The fashion community has always had a strong desire to transcend, innovate and look forward, so it’s natural for fashion to embrace emerging technologies,” said Lopez. “And we’re committed to making it a reality.”
Dopamine rush to deeper engagement: short-form video boom fuels brands’ embrace of longer-form content
Audiences craving more are now being treated to captivating longer-form narratives. It’s the addictive nature of those quick hits that has fueled this transformation.
‘Its inevitable’: Domino’s hungers for attention and context
Attention-based buying is turning into a legendary tale of patient and nonchalance. So when there’s a glimpse of progress, marketers tend to take notice. Domino’s being one of them.
Why Cars.com is driving away from performance marketing and toward influencers
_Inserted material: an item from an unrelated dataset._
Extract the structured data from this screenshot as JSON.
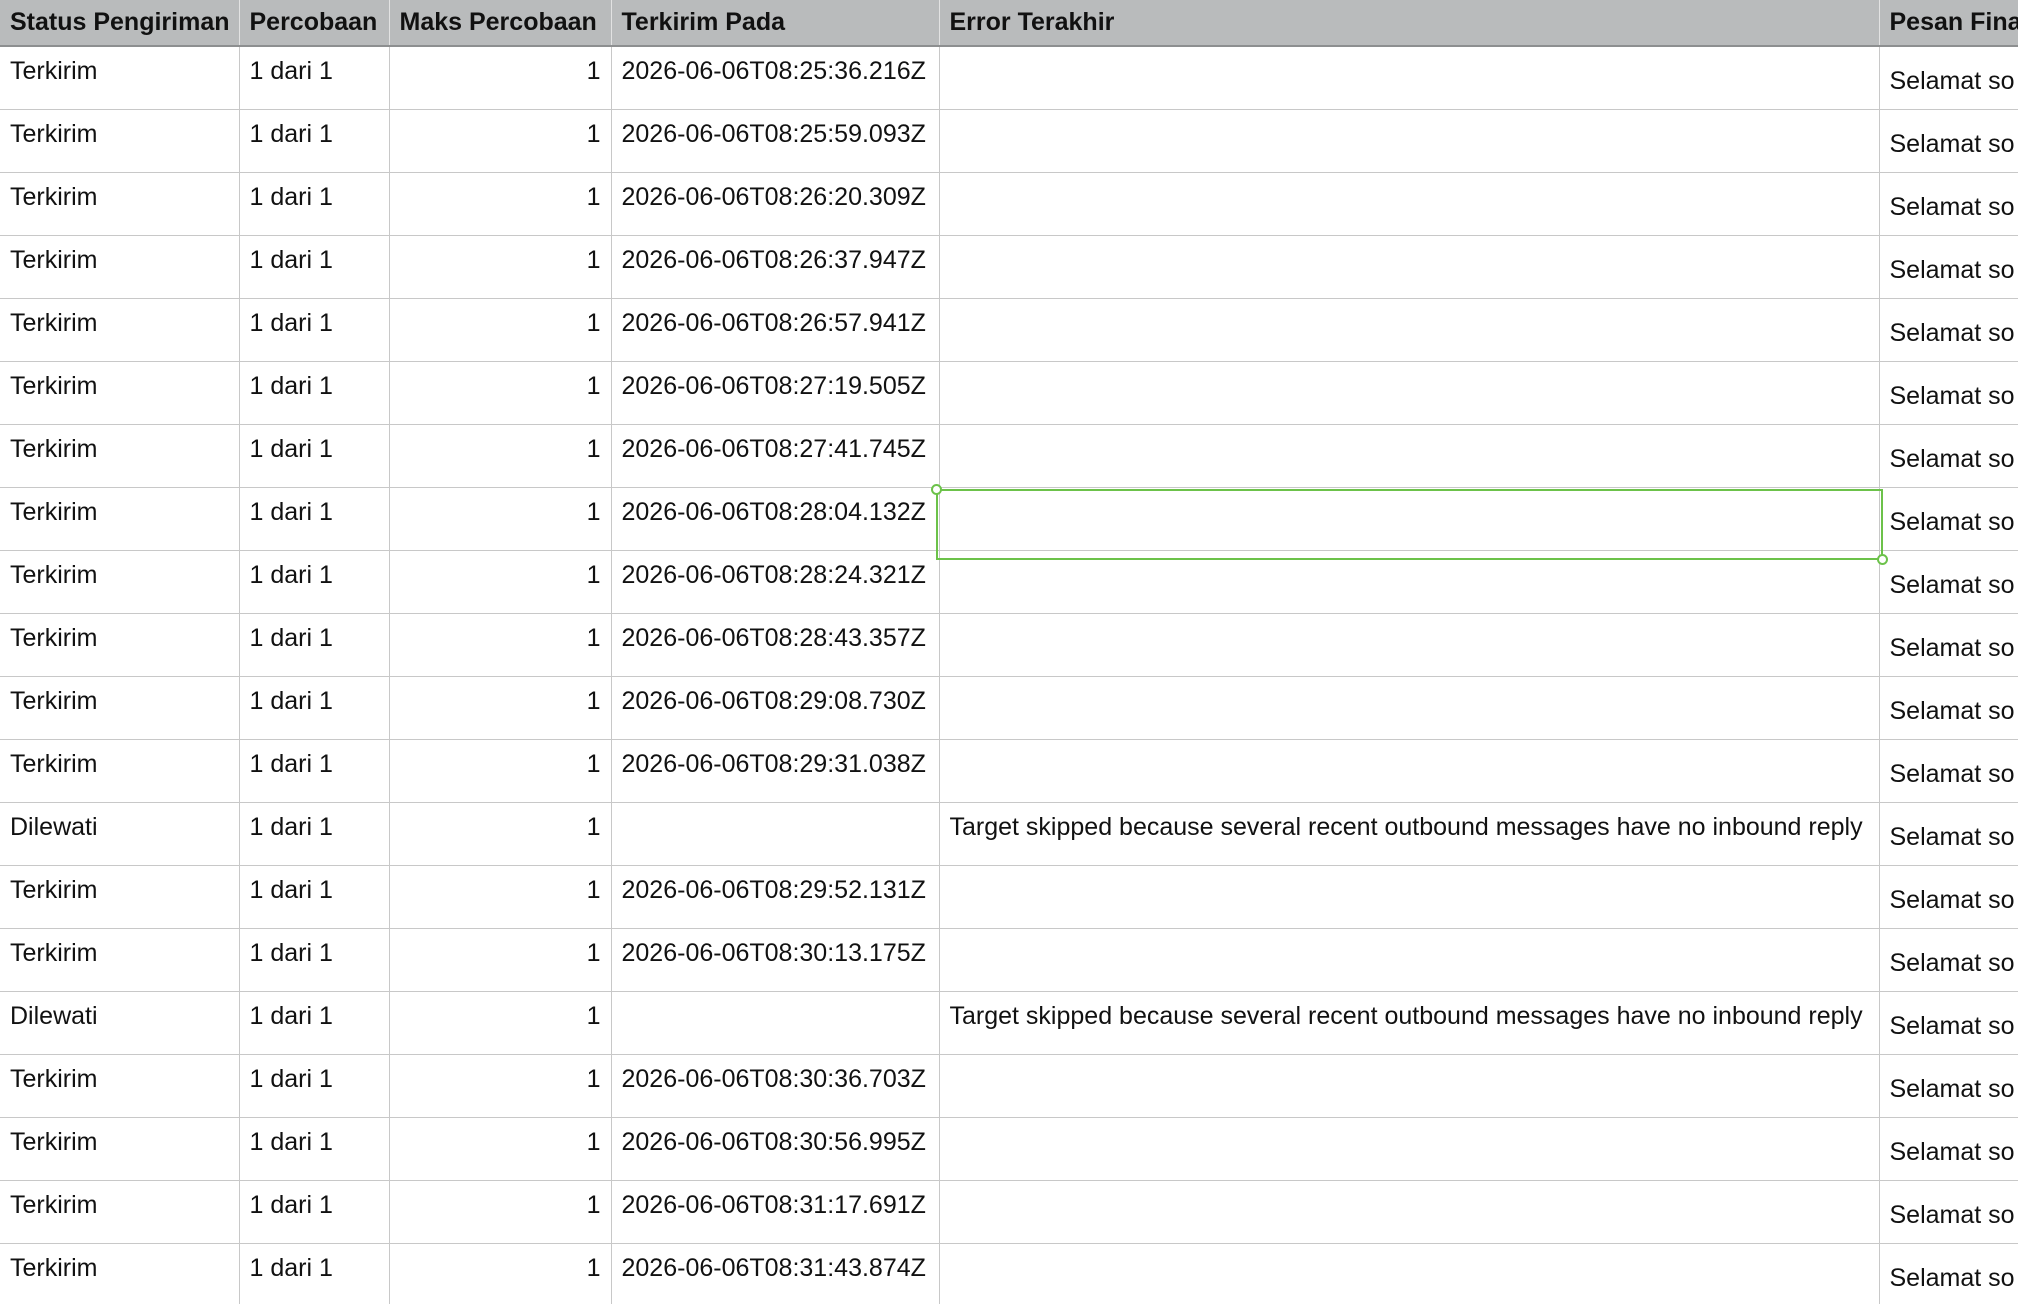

To boost brand awareness, Cars.com is doubling down on its influencer marketing efforts.
SponsoredWhat the measurement and currency discussion really means to TV advertisers
Ali Mack, head of TV and agency, Experian Major streaming video providers have recently made headlines by adopting new currencies for ad measurement, threatening Nielsen’s long-standing TV ratings monopoly. NBCUniversal, for example, has certified iSpot and VideoAmp as currencies for advanced audiences and formed the Joint Industry Committee with Paramount, TelevisaUnivision and Warner Bros. Discovery. […]
Why Unity Technologies is leaning into AI as economic headwinds pick up
As one of the largest gaming companies listed on New York Stock Exchange, Unity Technologies leaned into AI during its May 10 earnings call, with Unity CEO John S. Ricciatello stressing Unity’s “competitive advantages in and around AI.”
How gamers’ engagement with short-form video is changing
To better understand how modern gamers are engaging with short-form video, Digiday teamed up with Gamesight to pull key points from an exclusive report on gamers’ shifting video consumption preferences.